(Beginning of Data shown)

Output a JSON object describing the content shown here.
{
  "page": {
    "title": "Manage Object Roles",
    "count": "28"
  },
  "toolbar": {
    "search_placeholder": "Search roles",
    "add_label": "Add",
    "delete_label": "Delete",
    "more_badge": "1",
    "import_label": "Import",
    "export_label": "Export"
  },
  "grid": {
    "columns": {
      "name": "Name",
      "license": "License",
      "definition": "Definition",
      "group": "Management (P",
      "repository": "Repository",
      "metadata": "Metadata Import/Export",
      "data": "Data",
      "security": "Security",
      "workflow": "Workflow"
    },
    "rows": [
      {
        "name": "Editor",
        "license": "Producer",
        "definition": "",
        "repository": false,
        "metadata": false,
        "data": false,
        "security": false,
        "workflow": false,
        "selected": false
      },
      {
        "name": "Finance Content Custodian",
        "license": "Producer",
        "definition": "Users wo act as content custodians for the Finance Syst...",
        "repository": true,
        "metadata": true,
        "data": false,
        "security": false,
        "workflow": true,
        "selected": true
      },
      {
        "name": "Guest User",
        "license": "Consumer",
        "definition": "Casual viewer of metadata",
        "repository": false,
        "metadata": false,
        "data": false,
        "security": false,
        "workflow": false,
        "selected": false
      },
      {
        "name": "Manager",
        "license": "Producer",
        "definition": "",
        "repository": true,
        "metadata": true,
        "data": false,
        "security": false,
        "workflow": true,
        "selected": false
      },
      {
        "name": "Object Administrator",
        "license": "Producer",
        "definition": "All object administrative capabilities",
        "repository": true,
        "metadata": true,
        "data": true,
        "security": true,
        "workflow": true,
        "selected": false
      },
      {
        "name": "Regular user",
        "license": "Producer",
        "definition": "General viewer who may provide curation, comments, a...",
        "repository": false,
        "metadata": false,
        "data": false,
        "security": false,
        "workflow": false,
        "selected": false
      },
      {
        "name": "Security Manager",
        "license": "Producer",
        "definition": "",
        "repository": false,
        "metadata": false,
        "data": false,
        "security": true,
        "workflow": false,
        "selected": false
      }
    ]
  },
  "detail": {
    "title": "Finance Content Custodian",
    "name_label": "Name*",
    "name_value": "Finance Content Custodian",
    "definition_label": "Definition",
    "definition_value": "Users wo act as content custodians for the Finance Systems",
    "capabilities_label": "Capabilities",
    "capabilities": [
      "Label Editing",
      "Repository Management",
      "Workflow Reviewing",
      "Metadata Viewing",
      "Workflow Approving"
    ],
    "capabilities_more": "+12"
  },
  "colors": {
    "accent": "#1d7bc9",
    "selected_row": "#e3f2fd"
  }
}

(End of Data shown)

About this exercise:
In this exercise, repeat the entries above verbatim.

Written solution:
Output a JSON object describing the content shown here.
{
  "page": {
    "title": "Manage Object Roles",
    "count": "28"
  },
  "toolbar": {
    "search_placeholder": "Search roles",
    "add_label": "Add",
    "delete_label": "Delete",
    "more_badge": "1",
    "import_label": "Import",
    "export_label": "Export"
  },
  "grid": {
    "columns": {
      "name": "Name",
      "license": "License",
      "definition": "Definition",
      "group": "Management (P",
      "repository": "Repository",
      "metadata": "Metadata Import/Export",
      "data": "Data",
      "security": "Security",
      "workflow": "Workflow"
    },
    "rows": [
      {
        "name": "Editor",
        "license": "Producer",
        "definition": "",
        "repository": false,
        "metadata": false,
        "data": false,
        "security": false,
        "workflow": false,
        "selected": false
      },
      {
        "name": "Finance Content Custodian",
        "license": "Producer",
        "definition": "Users wo act as content custodians for the Finance Syst...",
        "repository": true,
        "metadata": true,
        "data": false,
        "security": false,
        "workflow": true,
        "selected": true
      },
      {
        "name": "Guest User",
        "license": "Consumer",
        "definition": "Casual viewer of metadata",
        "repository": false,
        "metadata": false,
        "data": false,
        "security": false,
        "workflow": false,
        "selected": false
      },
      {
        "name": "Manager",
        "license": "Producer",
        "definition": "",
        "repository": true,
        "metadata": true,
        "data": false,
        "security": false,
        "workflow": true,
        "selected": false
      },
      {
        "name": "Object Administrator",
        "license": "Producer",
        "definition": "All object administrative capabilities",
        "repository": true,
        "metadata": true,
        "data": true,
        "security": true,
        "workflow": true,
        "selected": false
      },
      {
        "name": "Regular user",
        "license": "Producer",
        "definition": "General viewer who may provide curation, comments, a...",
        "repository": false,
        "metadata": false,
        "data": false,
        "security": false,
        "workflow": false,
        "selected": false
      },
      {
        "name": "Security Manager",
        "license": "Producer",
        "definition": "",
        "repository": false,
        "metadata": false,
        "data": false,
        "security": true,
        "workflow": false,
        "selected": false
      }
    ]
  },
  "detail": {
    "title": "Finance Content Custodian",
    "name_label": "Name*",
    "name_value": "Finance Content Custodian",
    "definition_label": "Definition",
    "definition_value": "Users wo act as content custodians for the Finance Systems",
    "capabilities_label": "Capabilities",
    "capabilities": [
      "Label Editing",
      "Repository Management",
      "Workflow Reviewing",
      "Metadata Viewing",
      "Workflow Approving"
    ],
    "capabilities_more": "+12"
  },
  "colors": {
    "accent": "#1d7bc9",
    "selected_row": "#e3f2fd"
  }
}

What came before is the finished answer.